**Task requirements:** When a line below contains the string "desc", show that line.

Excerpts from an interface dataset
----
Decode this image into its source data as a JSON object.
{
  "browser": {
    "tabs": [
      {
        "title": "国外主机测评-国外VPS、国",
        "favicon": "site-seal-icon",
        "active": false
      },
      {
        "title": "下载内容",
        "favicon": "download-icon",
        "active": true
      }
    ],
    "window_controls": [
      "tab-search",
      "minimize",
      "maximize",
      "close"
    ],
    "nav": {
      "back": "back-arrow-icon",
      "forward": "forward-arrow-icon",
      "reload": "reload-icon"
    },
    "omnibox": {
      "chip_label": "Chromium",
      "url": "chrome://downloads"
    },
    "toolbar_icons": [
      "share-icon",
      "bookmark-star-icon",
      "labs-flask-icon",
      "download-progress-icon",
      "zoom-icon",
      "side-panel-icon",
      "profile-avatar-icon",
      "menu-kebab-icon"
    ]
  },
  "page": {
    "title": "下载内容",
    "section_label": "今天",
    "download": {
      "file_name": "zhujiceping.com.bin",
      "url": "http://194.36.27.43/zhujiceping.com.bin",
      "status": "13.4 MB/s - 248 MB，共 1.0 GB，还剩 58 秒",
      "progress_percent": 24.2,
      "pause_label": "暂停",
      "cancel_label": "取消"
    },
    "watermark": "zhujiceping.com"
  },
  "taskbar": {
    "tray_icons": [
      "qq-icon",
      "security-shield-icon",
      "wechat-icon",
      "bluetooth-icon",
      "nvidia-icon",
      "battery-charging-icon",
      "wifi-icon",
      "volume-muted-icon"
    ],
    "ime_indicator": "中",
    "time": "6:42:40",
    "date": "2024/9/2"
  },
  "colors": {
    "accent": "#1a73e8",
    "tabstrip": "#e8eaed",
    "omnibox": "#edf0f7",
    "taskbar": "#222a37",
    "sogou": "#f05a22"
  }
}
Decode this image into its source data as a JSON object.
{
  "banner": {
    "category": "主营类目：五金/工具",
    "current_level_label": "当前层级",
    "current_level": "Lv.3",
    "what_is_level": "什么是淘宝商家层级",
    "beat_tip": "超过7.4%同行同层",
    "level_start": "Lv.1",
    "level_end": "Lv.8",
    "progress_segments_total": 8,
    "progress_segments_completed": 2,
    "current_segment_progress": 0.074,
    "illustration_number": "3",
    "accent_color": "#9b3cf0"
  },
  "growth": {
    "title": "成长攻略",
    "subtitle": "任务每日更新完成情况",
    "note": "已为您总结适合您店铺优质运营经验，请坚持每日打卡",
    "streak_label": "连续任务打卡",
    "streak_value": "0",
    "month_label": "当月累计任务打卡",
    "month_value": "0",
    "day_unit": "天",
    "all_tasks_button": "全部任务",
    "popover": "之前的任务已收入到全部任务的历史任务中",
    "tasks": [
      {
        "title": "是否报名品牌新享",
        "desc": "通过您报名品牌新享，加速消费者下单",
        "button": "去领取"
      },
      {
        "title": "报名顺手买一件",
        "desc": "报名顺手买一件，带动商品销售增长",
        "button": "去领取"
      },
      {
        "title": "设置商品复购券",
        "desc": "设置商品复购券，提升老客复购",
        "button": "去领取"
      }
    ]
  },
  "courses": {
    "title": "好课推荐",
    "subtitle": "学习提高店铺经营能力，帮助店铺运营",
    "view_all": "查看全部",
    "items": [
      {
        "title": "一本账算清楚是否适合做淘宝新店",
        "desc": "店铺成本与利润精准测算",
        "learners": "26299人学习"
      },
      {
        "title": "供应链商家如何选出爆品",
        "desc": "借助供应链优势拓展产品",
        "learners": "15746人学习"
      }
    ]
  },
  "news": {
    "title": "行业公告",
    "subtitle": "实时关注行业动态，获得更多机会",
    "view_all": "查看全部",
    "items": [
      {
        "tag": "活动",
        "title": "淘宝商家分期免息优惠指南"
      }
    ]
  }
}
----
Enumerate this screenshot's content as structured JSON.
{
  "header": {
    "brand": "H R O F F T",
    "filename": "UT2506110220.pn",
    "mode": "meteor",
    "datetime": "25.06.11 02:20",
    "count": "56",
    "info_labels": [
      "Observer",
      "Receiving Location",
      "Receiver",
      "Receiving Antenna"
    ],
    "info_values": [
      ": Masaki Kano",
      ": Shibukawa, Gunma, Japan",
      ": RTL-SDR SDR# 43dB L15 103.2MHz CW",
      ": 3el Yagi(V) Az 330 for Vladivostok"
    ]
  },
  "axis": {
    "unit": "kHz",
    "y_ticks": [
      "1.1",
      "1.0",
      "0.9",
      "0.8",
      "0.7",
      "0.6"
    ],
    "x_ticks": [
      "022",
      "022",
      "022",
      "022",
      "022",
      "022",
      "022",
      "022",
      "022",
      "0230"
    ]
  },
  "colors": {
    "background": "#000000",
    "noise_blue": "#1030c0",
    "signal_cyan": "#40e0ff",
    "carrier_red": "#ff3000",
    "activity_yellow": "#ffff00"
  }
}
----
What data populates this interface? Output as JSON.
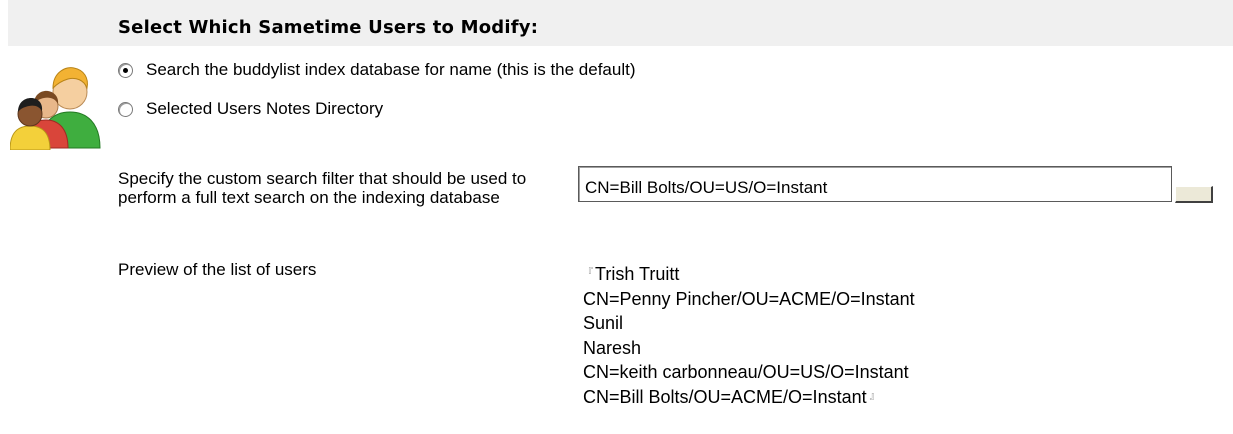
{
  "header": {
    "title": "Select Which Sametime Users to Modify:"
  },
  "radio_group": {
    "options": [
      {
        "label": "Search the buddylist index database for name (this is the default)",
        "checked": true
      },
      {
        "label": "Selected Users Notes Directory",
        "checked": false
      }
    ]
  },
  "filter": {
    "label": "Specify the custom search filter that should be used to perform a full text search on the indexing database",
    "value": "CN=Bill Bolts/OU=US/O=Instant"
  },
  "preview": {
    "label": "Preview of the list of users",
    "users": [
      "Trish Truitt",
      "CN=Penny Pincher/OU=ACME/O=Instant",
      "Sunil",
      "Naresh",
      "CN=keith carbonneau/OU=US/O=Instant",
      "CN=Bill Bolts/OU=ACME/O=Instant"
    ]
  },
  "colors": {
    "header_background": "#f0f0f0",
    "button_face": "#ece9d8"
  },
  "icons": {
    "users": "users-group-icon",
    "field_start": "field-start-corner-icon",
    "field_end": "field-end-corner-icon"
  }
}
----
**Solution:**
        "desc": "通过您报名品牌新享，加速消费者下单",
        "desc": "报名顺手买一件，带动商品销售增长",
        "desc": "设置商品复购券，提升老客复购",
        "desc": "店铺成本与利润精准测算",
        "desc": "借助供应链优势拓展产品",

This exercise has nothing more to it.